DATASET RECORDS: Begin
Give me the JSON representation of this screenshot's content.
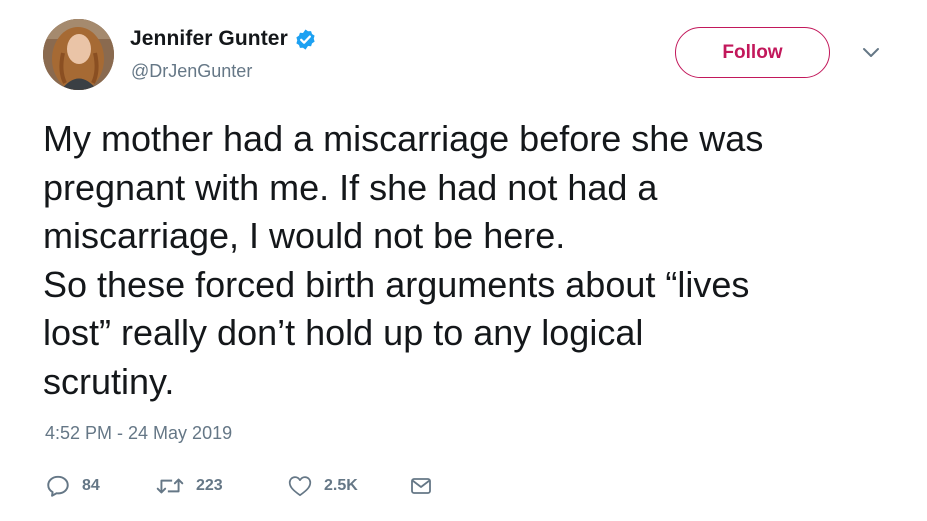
{
  "author": {
    "display_name": "Jennifer Gunter",
    "handle": "@DrJenGunter",
    "verified": true,
    "avatar_icon": "profile-photo"
  },
  "follow_button": {
    "label": "Follow"
  },
  "menu_icon": "chevron-down-icon",
  "tweet": {
    "text": "My mother had a miscarriage before she was\npregnant with me. If she had not had a\nmiscarriage, I would not be here.\nSo these forced birth arguments about “lives\nlost” really don’t hold up to any logical\nscrutiny.",
    "timestamp": "4:52 PM - 24 May 2019"
  },
  "actions": {
    "reply": {
      "icon": "reply-icon",
      "count": "84"
    },
    "retweet": {
      "icon": "retweet-icon",
      "count": "223"
    },
    "like": {
      "icon": "heart-icon",
      "count": "2.5K"
    },
    "message": {
      "icon": "envelope-icon"
    }
  },
  "colors": {
    "text": "#14171a",
    "secondary": "#657786",
    "follow_accent": "#c2185b",
    "verified_blue": "#1da1f2"
  }
}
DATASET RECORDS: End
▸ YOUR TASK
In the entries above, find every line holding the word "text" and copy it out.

▸ SOLUTION
    "text": "My mother had a miscarriage before she was\npregnant with me. If she had not had a\nmiscarriage, I would not be here.\nSo these forced birth arguments about “lives\nlost” really don’t hold up to any logical\nscrutiny.",
    "text": "#14171a",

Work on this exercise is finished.